*** Records supplied Section Begins ***

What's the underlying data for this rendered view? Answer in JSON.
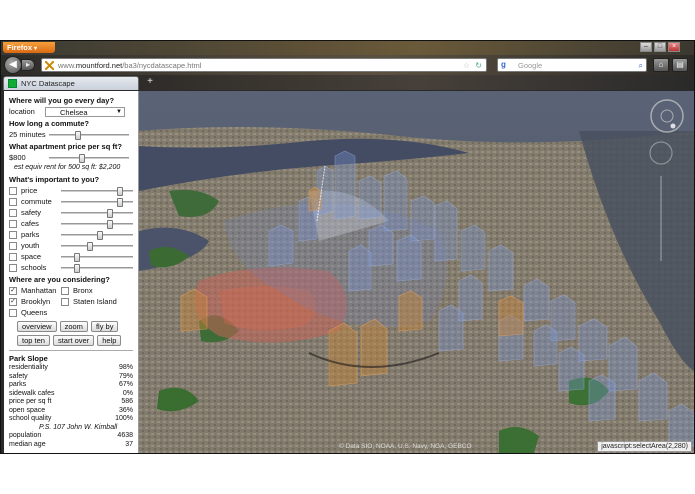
{
  "browser": {
    "menu_label": "Firefox",
    "url_prefix": "www.",
    "url_domain": "mountford.net",
    "url_path": "/ba3/nycdatascape.html",
    "search_placeholder": "Google",
    "tab_title": "NYC Datascape",
    "new_tab": "+"
  },
  "form": {
    "q_location": "Where will you go every day?",
    "location_label": "location",
    "location_value": "Chelsea",
    "q_commute": "How long a commute?",
    "commute_value": "25 minutes",
    "commute_fraction": 0.35,
    "q_price": "What apartment price per sq ft?",
    "price_value": "$800",
    "price_fraction": 0.4,
    "rent_note": "est equiv rent for 500 sq ft: $2,200",
    "q_important": "What's important to you?",
    "importance": [
      {
        "label": "price",
        "level": 0.85,
        "checked": false
      },
      {
        "label": "commute",
        "level": 0.85,
        "checked": false
      },
      {
        "label": "safety",
        "level": 0.7,
        "checked": false
      },
      {
        "label": "cafes",
        "level": 0.7,
        "checked": false
      },
      {
        "label": "parks",
        "level": 0.55,
        "checked": false
      },
      {
        "label": "youth",
        "level": 0.4,
        "checked": false
      },
      {
        "label": "space",
        "level": 0.2,
        "checked": false
      },
      {
        "label": "schools",
        "level": 0.2,
        "checked": false
      }
    ],
    "q_boroughs": "Where are you considering?",
    "boroughs": [
      {
        "label": "Manhattan",
        "checked": true
      },
      {
        "label": "Bronx",
        "checked": false
      },
      {
        "label": "Brooklyn",
        "checked": true
      },
      {
        "label": "Staten Island",
        "checked": false
      },
      {
        "label": "Queens",
        "checked": false
      }
    ],
    "buttons": {
      "overview": "overview",
      "zoom": "zoom",
      "fly_by": "fly by",
      "top_ten": "top ten",
      "start_over": "start over",
      "help": "help"
    }
  },
  "neighborhood": {
    "name": "Park Slope",
    "stats": [
      {
        "label": "residentiality",
        "value": "98%"
      },
      {
        "label": "safety",
        "value": "79%"
      },
      {
        "label": "parks",
        "value": "67%"
      },
      {
        "label": "sidewalk cafes",
        "value": "0%"
      },
      {
        "label": "price per sq ft",
        "value": "586"
      },
      {
        "label": "open space",
        "value": "36%"
      },
      {
        "label": "school quality",
        "value": "100%"
      }
    ],
    "school_name": "P.S. 107 John W. Kimball",
    "stats2": [
      {
        "label": "population",
        "value": "4638"
      },
      {
        "label": "median age",
        "value": "37"
      }
    ]
  },
  "map": {
    "credits": "© Data SIO, NOAA, U.S. Navy, NGA, GEBCO",
    "status_text": "javascript:selectArea(2,280)"
  }
}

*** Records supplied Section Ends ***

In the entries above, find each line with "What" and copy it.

What's the underlying data for this rendered view? Answer in JSON.
    "q_price": "What apartment price per sq ft?",
    "q_important": "What's important to you?",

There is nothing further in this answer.